Exercise → Your response should be the listing below, repeated exactly and in full.
Information shown below:
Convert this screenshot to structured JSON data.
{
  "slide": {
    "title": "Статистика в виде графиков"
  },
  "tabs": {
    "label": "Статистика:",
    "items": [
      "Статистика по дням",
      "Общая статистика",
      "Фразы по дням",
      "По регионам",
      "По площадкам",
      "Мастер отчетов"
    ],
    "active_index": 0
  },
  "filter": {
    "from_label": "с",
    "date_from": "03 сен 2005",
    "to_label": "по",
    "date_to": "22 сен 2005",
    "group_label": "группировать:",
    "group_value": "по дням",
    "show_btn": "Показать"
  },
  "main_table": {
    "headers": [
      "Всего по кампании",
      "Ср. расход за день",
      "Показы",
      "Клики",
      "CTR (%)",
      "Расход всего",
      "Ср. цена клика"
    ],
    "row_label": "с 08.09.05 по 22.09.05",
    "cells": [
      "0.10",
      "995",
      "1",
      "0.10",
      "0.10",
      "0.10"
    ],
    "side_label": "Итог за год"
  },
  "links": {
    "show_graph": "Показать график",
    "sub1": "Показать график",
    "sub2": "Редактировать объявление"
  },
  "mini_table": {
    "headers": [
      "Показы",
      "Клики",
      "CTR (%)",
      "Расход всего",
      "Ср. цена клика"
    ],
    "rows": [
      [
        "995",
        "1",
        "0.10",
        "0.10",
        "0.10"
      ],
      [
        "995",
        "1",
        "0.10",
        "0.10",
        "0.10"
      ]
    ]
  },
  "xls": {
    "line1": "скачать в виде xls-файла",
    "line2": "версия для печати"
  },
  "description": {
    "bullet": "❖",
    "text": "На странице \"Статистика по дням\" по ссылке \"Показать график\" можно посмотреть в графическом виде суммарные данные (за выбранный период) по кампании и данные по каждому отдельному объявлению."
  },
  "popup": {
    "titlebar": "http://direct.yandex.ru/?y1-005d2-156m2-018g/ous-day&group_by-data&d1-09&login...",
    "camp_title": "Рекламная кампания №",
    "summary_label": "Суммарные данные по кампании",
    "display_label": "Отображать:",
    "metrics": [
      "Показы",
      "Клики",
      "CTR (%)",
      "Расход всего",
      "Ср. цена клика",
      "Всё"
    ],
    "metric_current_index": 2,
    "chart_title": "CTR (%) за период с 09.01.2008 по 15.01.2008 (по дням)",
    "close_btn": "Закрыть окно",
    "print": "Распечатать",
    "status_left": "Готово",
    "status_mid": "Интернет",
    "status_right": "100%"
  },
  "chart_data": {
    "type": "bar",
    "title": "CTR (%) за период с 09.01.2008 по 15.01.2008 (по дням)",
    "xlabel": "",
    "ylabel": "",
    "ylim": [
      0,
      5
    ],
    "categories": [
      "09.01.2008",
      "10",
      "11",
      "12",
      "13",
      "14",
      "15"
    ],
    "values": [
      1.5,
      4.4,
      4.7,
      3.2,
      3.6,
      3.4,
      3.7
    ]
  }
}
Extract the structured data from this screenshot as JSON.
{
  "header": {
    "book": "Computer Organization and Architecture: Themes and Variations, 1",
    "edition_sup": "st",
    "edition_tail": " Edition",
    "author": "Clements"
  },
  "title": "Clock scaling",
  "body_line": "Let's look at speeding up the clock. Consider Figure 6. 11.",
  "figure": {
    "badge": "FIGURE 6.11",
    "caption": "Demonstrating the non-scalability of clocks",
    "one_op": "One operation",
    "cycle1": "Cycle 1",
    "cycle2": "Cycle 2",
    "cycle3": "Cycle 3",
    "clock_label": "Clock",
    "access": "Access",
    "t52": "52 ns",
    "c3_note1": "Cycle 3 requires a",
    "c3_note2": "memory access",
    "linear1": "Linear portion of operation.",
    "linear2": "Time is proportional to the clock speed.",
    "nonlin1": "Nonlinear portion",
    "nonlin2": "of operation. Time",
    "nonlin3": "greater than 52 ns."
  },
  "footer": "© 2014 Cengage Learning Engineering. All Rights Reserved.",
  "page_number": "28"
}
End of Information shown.
Answer box →
Convert this screenshot to structured JSON data.
{
  "slide": {
    "title": "Статистика в виде графиков"
  },
  "tabs": {
    "label": "Статистика:",
    "items": [
      "Статистика по дням",
      "Общая статистика",
      "Фразы по дням",
      "По регионам",
      "По площадкам",
      "Мастер отчетов"
    ],
    "active_index": 0
  },
  "filter": {
    "from_label": "с",
    "date_from": "03 сен 2005",
    "to_label": "по",
    "date_to": "22 сен 2005",
    "group_label": "группировать:",
    "group_value": "по дням",
    "show_btn": "Показать"
  },
  "main_table": {
    "headers": [
      "Всего по кампании",
      "Ср. расход за день",
      "Показы",
      "Клики",
      "CTR (%)",
      "Расход всего",
      "Ср. цена клика"
    ],
    "row_label": "с 08.09.05 по 22.09.05",
    "cells": [
      "0.10",
      "995",
      "1",
      "0.10",
      "0.10",
      "0.10"
    ],
    "side_label": "Итог за год"
  },
  "links": {
    "show_graph": "Показать график",
    "sub1": "Показать график",
    "sub2": "Редактировать объявление"
  },
  "mini_table": {
    "headers": [
      "Показы",
      "Клики",
      "CTR (%)",
      "Расход всего",
      "Ср. цена клика"
    ],
    "rows": [
      [
        "995",
        "1",
        "0.10",
        "0.10",
        "0.10"
      ],
      [
        "995",
        "1",
        "0.10",
        "0.10",
        "0.10"
      ]
    ]
  },
  "xls": {
    "line1": "скачать в виде xls-файла",
    "line2": "версия для печати"
  },
  "description": {
    "bullet": "❖",
    "text": "На странице \"Статистика по дням\" по ссылке \"Показать график\" можно посмотреть в графическом виде суммарные данные (за выбранный период) по кампании и данные по каждому отдельному объявлению."
  },
  "popup": {
    "titlebar": "http://direct.yandex.ru/?y1-005d2-156m2-018g/ous-day&group_by-data&d1-09&login...",
    "camp_title": "Рекламная кампания №",
    "summary_label": "Суммарные данные по кампании",
    "display_label": "Отображать:",
    "metrics": [
      "Показы",
      "Клики",
      "CTR (%)",
      "Расход всего",
      "Ср. цена клика",
      "Всё"
    ],
    "metric_current_index": 2,
    "chart_title": "CTR (%) за период с 09.01.2008 по 15.01.2008 (по дням)",
    "close_btn": "Закрыть окно",
    "print": "Распечатать",
    "status_left": "Готово",
    "status_mid": "Интернет",
    "status_right": "100%"
  },
  "chart_data": {
    "type": "bar",
    "title": "CTR (%) за период с 09.01.2008 по 15.01.2008 (по дням)",
    "xlabel": "",
    "ylabel": "",
    "ylim": [
      0,
      5
    ],
    "categories": [
      "09.01.2008",
      "10",
      "11",
      "12",
      "13",
      "14",
      "15"
    ],
    "values": [
      1.5,
      4.4,
      4.7,
      3.2,
      3.6,
      3.4,
      3.7
    ]
  }
}
Extract the structured data from this screenshot as JSON.
{
  "header": {
    "book": "Computer Organization and Architecture: Themes and Variations, 1",
    "edition_sup": "st",
    "edition_tail": " Edition",
    "author": "Clements"
  },
  "title": "Clock scaling",
  "body_line": "Let's look at speeding up the clock. Consider Figure 6. 11.",
  "figure": {
    "badge": "FIGURE 6.11",
    "caption": "Demonstrating the non-scalability of clocks",
    "one_op": "One operation",
    "cycle1": "Cycle 1",
    "cycle2": "Cycle 2",
    "cycle3": "Cycle 3",
    "clock_label": "Clock",
    "access": "Access",
    "t52": "52 ns",
    "c3_note1": "Cycle 3 requires a",
    "c3_note2": "memory access",
    "linear1": "Linear portion of operation.",
    "linear2": "Time is proportional to the clock speed.",
    "nonlin1": "Nonlinear portion",
    "nonlin2": "of operation. Time",
    "nonlin3": "greater than 52 ns."
  },
  "footer": "© 2014 Cengage Learning Engineering. All Rights Reserved.",
  "page_number": "28"
}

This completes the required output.